[DATA SHOWN — start]
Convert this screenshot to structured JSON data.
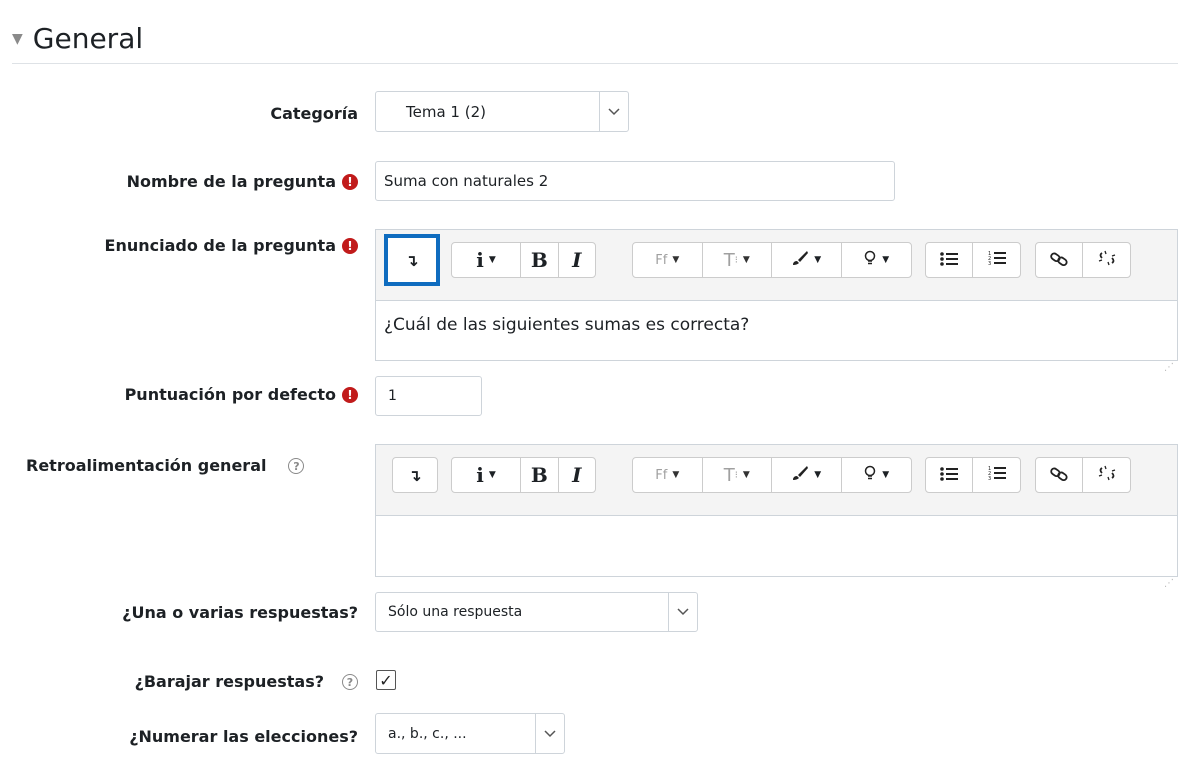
{
  "section": {
    "title": "General",
    "caret_icon": "caret-down-icon"
  },
  "fields": {
    "categoria": {
      "label": "Categoría",
      "value": "Tema 1 (2)"
    },
    "nombre": {
      "label": "Nombre de la pregunta",
      "value": "Suma con naturales 2",
      "required": true
    },
    "enunciado": {
      "label": "Enunciado de la pregunta",
      "content": "¿Cuál de las siguientes sumas es correcta?",
      "required": true
    },
    "puntuacion": {
      "label": "Puntuación por defecto",
      "value": "1",
      "required": true
    },
    "retro": {
      "label": "Retroalimentación general",
      "content": ""
    },
    "una_varias": {
      "label": "¿Una o varias respuestas?",
      "value": "Sólo una respuesta"
    },
    "barajar": {
      "label": "¿Barajar respuestas?",
      "checked": true
    },
    "numerar": {
      "label": "¿Numerar las elecciones?",
      "value": "a., b., c., ..."
    }
  },
  "toolbar": {
    "expand": "↴",
    "info": "i",
    "bold": "B",
    "italic": "I",
    "font": "Ff",
    "size": "T",
    "brush": "brush-icon",
    "bulb": "lightbulb-icon",
    "ul": "unordered-list-icon",
    "ol": "ordered-list-icon",
    "link": "link-icon",
    "unlink": "unlink-icon"
  },
  "icons": {
    "required": "!",
    "help": "?",
    "check": "✓",
    "dropdown": "chevron-down-icon"
  },
  "colors": {
    "required": "#c11b1b",
    "highlight": "#0f6cbf"
  }
}
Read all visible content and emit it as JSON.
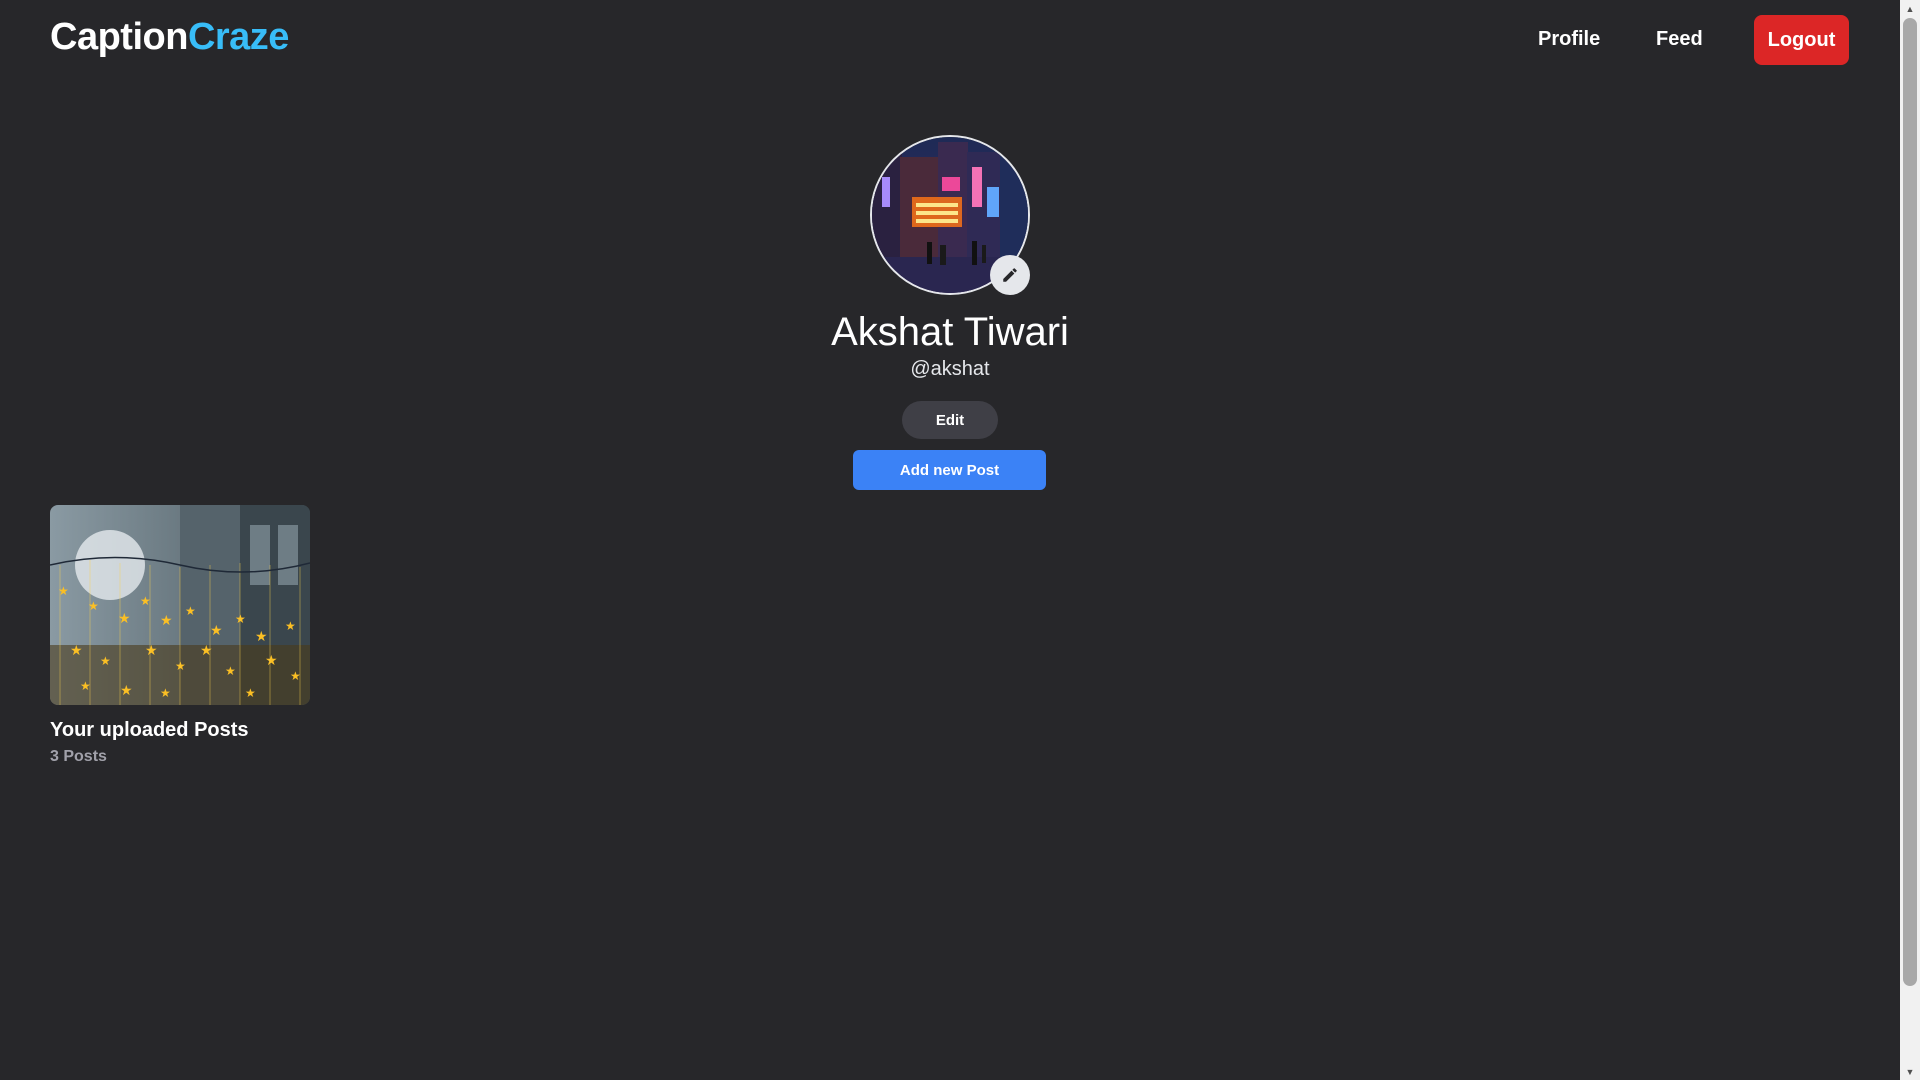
{
  "navbar": {
    "logo_part1": "Caption",
    "logo_part2": "Craze",
    "profile_label": "Profile",
    "feed_label": "Feed",
    "logout_label": "Logout"
  },
  "profile": {
    "name": "Akshat Tiwari",
    "username": "@akshat",
    "edit_label": "Edit",
    "add_post_label": "Add new Post"
  },
  "posts": {
    "title": "Your uploaded Posts",
    "count": "3 Posts"
  },
  "icons": {
    "edit_avatar": "pencil-icon",
    "scroll_up": "triangle-up-icon",
    "scroll_down": "triangle-down-icon"
  },
  "colors": {
    "background": "#27272a",
    "brand_accent": "#38bdf8",
    "logout": "#dc2626",
    "primary": "#3b82f6",
    "secondary_button": "#3f3f46"
  }
}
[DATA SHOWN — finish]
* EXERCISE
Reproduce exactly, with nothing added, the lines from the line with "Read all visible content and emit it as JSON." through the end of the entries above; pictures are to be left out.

* RESULT FOR THIS EXERCISE
Read all visible content and emit it as JSON.
{
  "navbar": {
    "logo_part1": "Caption",
    "logo_part2": "Craze",
    "profile_label": "Profile",
    "feed_label": "Feed",
    "logout_label": "Logout"
  },
  "profile": {
    "name": "Akshat Tiwari",
    "username": "@akshat",
    "edit_label": "Edit",
    "add_post_label": "Add new Post"
  },
  "posts": {
    "title": "Your uploaded Posts",
    "count": "3 Posts"
  },
  "icons": {
    "edit_avatar": "pencil-icon",
    "scroll_up": "triangle-up-icon",
    "scroll_down": "triangle-down-icon"
  },
  "colors": {
    "background": "#27272a",
    "brand_accent": "#38bdf8",
    "logout": "#dc2626",
    "primary": "#3b82f6",
    "secondary_button": "#3f3f46"
  }
}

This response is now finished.